**Task prompt:**
For the entries below, return the line holding "Read all visible content and emit it as JSON." together with all lines after it, unchanged, and leave every picture out.

**Provided records:**
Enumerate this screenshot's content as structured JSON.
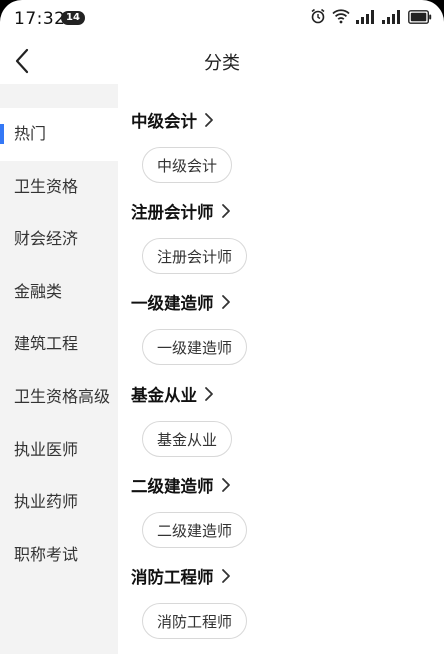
{
  "status_bar": {
    "time": "17:32",
    "notification_count": "14"
  },
  "nav": {
    "title": "分类"
  },
  "sidebar": {
    "items": [
      {
        "label": "热门",
        "active": true
      },
      {
        "label": "卫生资格",
        "active": false
      },
      {
        "label": "财会经济",
        "active": false
      },
      {
        "label": "金融类",
        "active": false
      },
      {
        "label": "建筑工程",
        "active": false
      },
      {
        "label": "卫生资格高级",
        "active": false
      },
      {
        "label": "执业医师",
        "active": false
      },
      {
        "label": "执业药师",
        "active": false
      },
      {
        "label": "职称考试",
        "active": false
      }
    ]
  },
  "content": {
    "categories": [
      {
        "title": "中级会计",
        "chips": [
          "中级会计"
        ]
      },
      {
        "title": "注册会计师",
        "chips": [
          "注册会计师"
        ]
      },
      {
        "title": "一级建造师",
        "chips": [
          "一级建造师"
        ]
      },
      {
        "title": "基金从业",
        "chips": [
          "基金从业"
        ]
      },
      {
        "title": "二级建造师",
        "chips": [
          "二级建造师"
        ]
      },
      {
        "title": "消防工程师",
        "chips": [
          "消防工程师"
        ]
      }
    ]
  },
  "colors": {
    "accent": "#3478f6",
    "sidebar_bg": "#f3f3f3"
  }
}
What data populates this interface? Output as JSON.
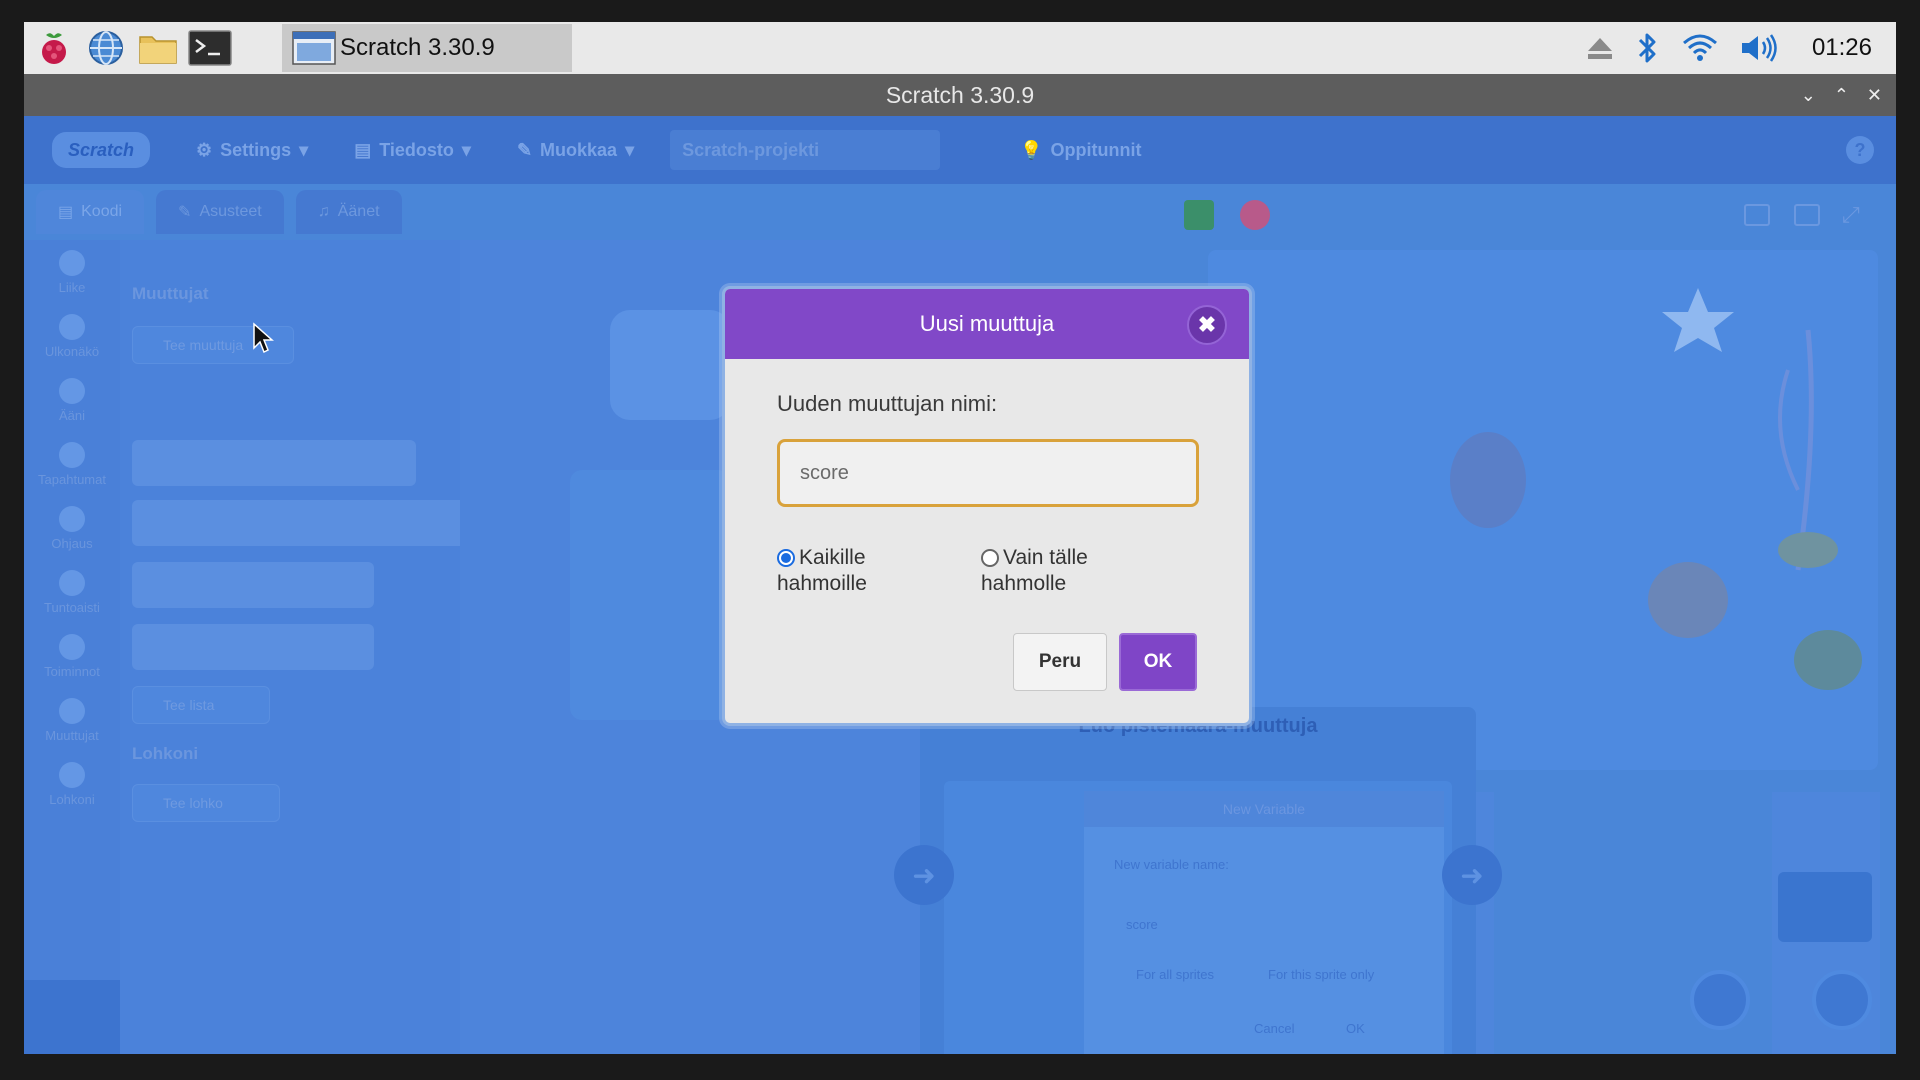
{
  "taskbar": {
    "task_label": "Scratch 3.30.9",
    "clock": "01:26",
    "icons": [
      "raspberry-icon",
      "browser-globe-icon",
      "folder-icon",
      "terminal-icon"
    ],
    "tray_icons": [
      "eject-icon",
      "bluetooth-icon",
      "wifi-icon",
      "volume-icon"
    ]
  },
  "window": {
    "title": "Scratch 3.30.9"
  },
  "menubar": {
    "logo": "Scratch",
    "settings": "Settings",
    "file": "Tiedosto",
    "edit": "Muokkaa",
    "project_name": "Scratch-projekti",
    "tutorials": "Oppitunnit",
    "help": "?"
  },
  "tabs": [
    {
      "label": "Koodi"
    },
    {
      "label": "Asusteet"
    },
    {
      "label": "Äänet"
    }
  ],
  "categories": [
    "Liike",
    "Ulkonäkö",
    "Ääni",
    "Tapahtumat",
    "Ohjaus",
    "Tuntoaisti",
    "Toiminnot",
    "Muuttujat",
    "Lohkoni"
  ],
  "palette": {
    "variables_heading": "Muuttujat",
    "make_variable": "Tee muuttuja",
    "make_list": "Tee lista",
    "blocks_heading": "Lohkoni",
    "make_block": "Tee lohko"
  },
  "tutorial": {
    "title": "Luo pistemäärä-muuttuja",
    "modal_title": "New Variable",
    "name_label": "New variable name:",
    "input_value": "score",
    "opt_all": "For all sprites",
    "opt_this": "For this sprite only",
    "cancel": "Cancel",
    "ok": "OK"
  },
  "dialog": {
    "title": "Uusi muuttuja",
    "name_label": "Uuden muuttujan nimi:",
    "input_value": "score",
    "option_all_line1": "Kaikille",
    "option_all_line2": "hahmoille",
    "option_this_line1": "Vain tälle",
    "option_this_line2": "hahmolle",
    "selected_option": "all",
    "cancel_label": "Peru",
    "ok_label": "OK",
    "accent_color": "#8148c8"
  }
}
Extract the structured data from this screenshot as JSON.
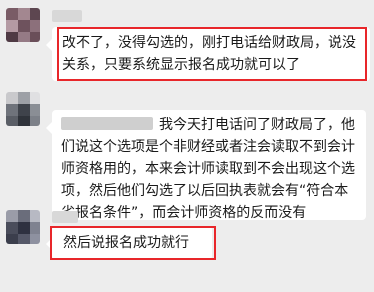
{
  "messages": [
    {
      "lines": [
        "改不了，没得勾选的，刚打电话给财政局，说没",
        "关系，只要系统显示报名成功就可以了"
      ],
      "highlighted": true
    },
    {
      "lines": [
        "我今天打电话问了财政局了，他",
        "们说这个选项是个非财经或者注会读取不到会计",
        "师资格用的，本来会计师读取到不会出现这个选",
        "项，然后他们勾选了以后回执表就会有“符合本",
        "省报名条件”，而会计师资格的反而没有"
      ],
      "has_mention": true,
      "highlighted": false
    },
    {
      "lines": [
        "然后说报名成功就行"
      ],
      "highlighted": true
    }
  ],
  "colors": {
    "background": "#ededed",
    "bubble": "#ffffff",
    "highlight": "#e8262a"
  }
}
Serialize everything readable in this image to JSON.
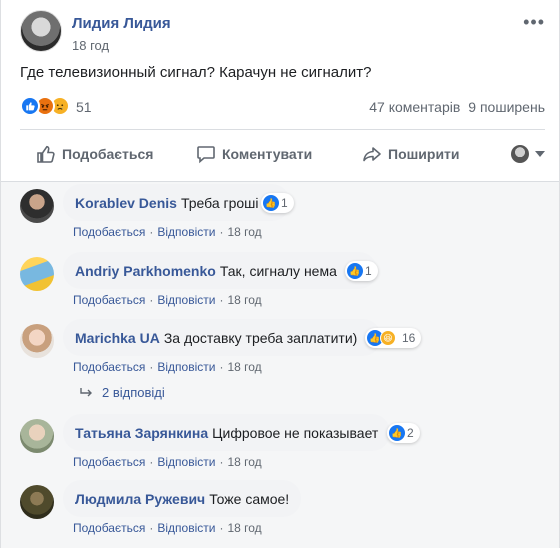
{
  "post": {
    "author": "Лидия Лидия",
    "time": "18 год",
    "text": "Где телевизионный сигнал? Карачун не сигналит?",
    "reaction_count": "51",
    "comments_count": "47 коментарів",
    "shares_count": "9 поширень"
  },
  "actions": {
    "like": "Подобається",
    "comment": "Коментувати",
    "share": "Поширити"
  },
  "comments": [
    {
      "name": "Korablev Denis",
      "text": "Треба гроші",
      "reactions": "1",
      "like": "Подобається",
      "reply": "Відповісти",
      "time": "18 год"
    },
    {
      "name": "Andriy Parkhomenko",
      "text": "Так, сигналу нема",
      "reactions": "1",
      "like": "Подобається",
      "reply": "Відповісти",
      "time": "18 год"
    },
    {
      "name": "Marichka UA",
      "text": "За доставку треба заплатити)",
      "reactions": "16",
      "like": "Подобається",
      "reply": "Відповісти",
      "time": "18 год"
    },
    {
      "name": "Татьяна Зарянкина",
      "text": "Цифровое не показывает",
      "reactions": "2",
      "like": "Подобається",
      "reply": "Відповісти",
      "time": "18 год"
    },
    {
      "name": "Людмила Ружевич",
      "text": "Тоже самое!",
      "like": "Подобається",
      "reply": "Відповісти",
      "time": "18 год"
    }
  ],
  "replies_link": "2 відповіді",
  "colors": {
    "link": "#385898",
    "like": "#1877f2",
    "angry": "#e9710f",
    "sad": "#f7b125"
  }
}
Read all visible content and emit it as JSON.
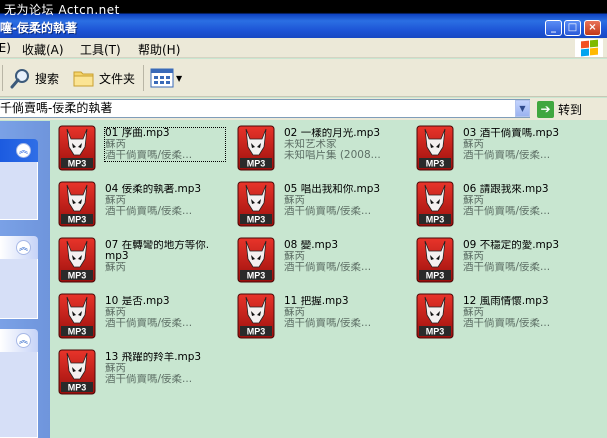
{
  "window": {
    "watermark": "无为论坛 Actcn.net",
    "title": "噻-佞柔的執著",
    "buttons": [
      "_",
      "□",
      "×"
    ]
  },
  "menu": {
    "items": [
      {
        "label": "(E)"
      },
      {
        "label": "收藏(A)"
      },
      {
        "label": "工具(T)"
      },
      {
        "label": "帮助(H)"
      }
    ]
  },
  "toolbar": {
    "search_label": "搜索",
    "folders_label": "文件夹"
  },
  "address": {
    "value": "千倘賣嗎-佞柔的執著",
    "go_label": "转到"
  },
  "files": [
    {
      "name": "01 序曲.mp3",
      "artist": "蘇芮",
      "album": "酒干倘賣嗎/佞柔...",
      "selected": true
    },
    {
      "name": "02 一樣的月光.mp3",
      "artist": "未知艺术家",
      "album": "未知唱片集 (2008..."
    },
    {
      "name": "03 酒干倘賣嗎.mp3",
      "artist": "蘇芮",
      "album": "酒干倘賣嗎/佞柔..."
    },
    {
      "name": "04 佞柔的執著.mp3",
      "artist": "蘇芮",
      "album": "酒干倘賣嗎/佞柔..."
    },
    {
      "name": "05 唱出我和你.mp3",
      "artist": "蘇芮",
      "album": "酒干倘賣嗎/佞柔..."
    },
    {
      "name": "06 請跟我來.mp3",
      "artist": "蘇芮",
      "album": "酒干倘賣嗎/佞柔..."
    },
    {
      "name": "07 在轉彎的地方等你.mp3",
      "artist": "蘇芮",
      "album": ""
    },
    {
      "name": "08 變.mp3",
      "artist": "蘇芮",
      "album": "酒干倘賣嗎/佞柔..."
    },
    {
      "name": "09 不穩定的愛.mp3",
      "artist": "蘇芮",
      "album": "酒干倘賣嗎/佞柔..."
    },
    {
      "name": "10 是否.mp3",
      "artist": "蘇芮",
      "album": "酒干倘賣嗎/佞柔..."
    },
    {
      "name": "11 把握.mp3",
      "artist": "蘇芮",
      "album": "酒干倘賣嗎/佞柔..."
    },
    {
      "name": "12 風雨情懷.mp3",
      "artist": "蘇芮",
      "album": "酒干倘賣嗎/佞柔..."
    },
    {
      "name": "13 飛躍的羚羊.mp3",
      "artist": "蘇芮",
      "album": "酒干倘賣嗎/佞柔..."
    }
  ],
  "icon_label": "MP3",
  "colors": {
    "content_bg": "#c8e6d0",
    "titlebar": "#2b6fe3",
    "taskpane": "#7aa1e6"
  }
}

**Final answer:**
Read all visible content and emit it as JSON.
{
  "window": {
    "watermark": "无为论坛 Actcn.net",
    "title": "噻-佞柔的執著",
    "buttons": [
      "_",
      "□",
      "×"
    ]
  },
  "menu": {
    "items": [
      {
        "label": "(E)"
      },
      {
        "label": "收藏(A)"
      },
      {
        "label": "工具(T)"
      },
      {
        "label": "帮助(H)"
      }
    ]
  },
  "toolbar": {
    "search_label": "搜索",
    "folders_label": "文件夹"
  },
  "address": {
    "value": "千倘賣嗎-佞柔的執著",
    "go_label": "转到"
  },
  "files": [
    {
      "name": "01 序曲.mp3",
      "artist": "蘇芮",
      "album": "酒干倘賣嗎/佞柔...",
      "selected": true
    },
    {
      "name": "02 一樣的月光.mp3",
      "artist": "未知艺术家",
      "album": "未知唱片集 (2008..."
    },
    {
      "name": "03 酒干倘賣嗎.mp3",
      "artist": "蘇芮",
      "album": "酒干倘賣嗎/佞柔..."
    },
    {
      "name": "04 佞柔的執著.mp3",
      "artist": "蘇芮",
      "album": "酒干倘賣嗎/佞柔..."
    },
    {
      "name": "05 唱出我和你.mp3",
      "artist": "蘇芮",
      "album": "酒干倘賣嗎/佞柔..."
    },
    {
      "name": "06 請跟我來.mp3",
      "artist": "蘇芮",
      "album": "酒干倘賣嗎/佞柔..."
    },
    {
      "name": "07 在轉彎的地方等你.mp3",
      "artist": "蘇芮",
      "album": ""
    },
    {
      "name": "08 變.mp3",
      "artist": "蘇芮",
      "album": "酒干倘賣嗎/佞柔..."
    },
    {
      "name": "09 不穩定的愛.mp3",
      "artist": "蘇芮",
      "album": "酒干倘賣嗎/佞柔..."
    },
    {
      "name": "10 是否.mp3",
      "artist": "蘇芮",
      "album": "酒干倘賣嗎/佞柔..."
    },
    {
      "name": "11 把握.mp3",
      "artist": "蘇芮",
      "album": "酒干倘賣嗎/佞柔..."
    },
    {
      "name": "12 風雨情懷.mp3",
      "artist": "蘇芮",
      "album": "酒干倘賣嗎/佞柔..."
    },
    {
      "name": "13 飛躍的羚羊.mp3",
      "artist": "蘇芮",
      "album": "酒干倘賣嗎/佞柔..."
    }
  ],
  "icon_label": "MP3",
  "colors": {
    "content_bg": "#c8e6d0",
    "titlebar": "#2b6fe3",
    "taskpane": "#7aa1e6"
  }
}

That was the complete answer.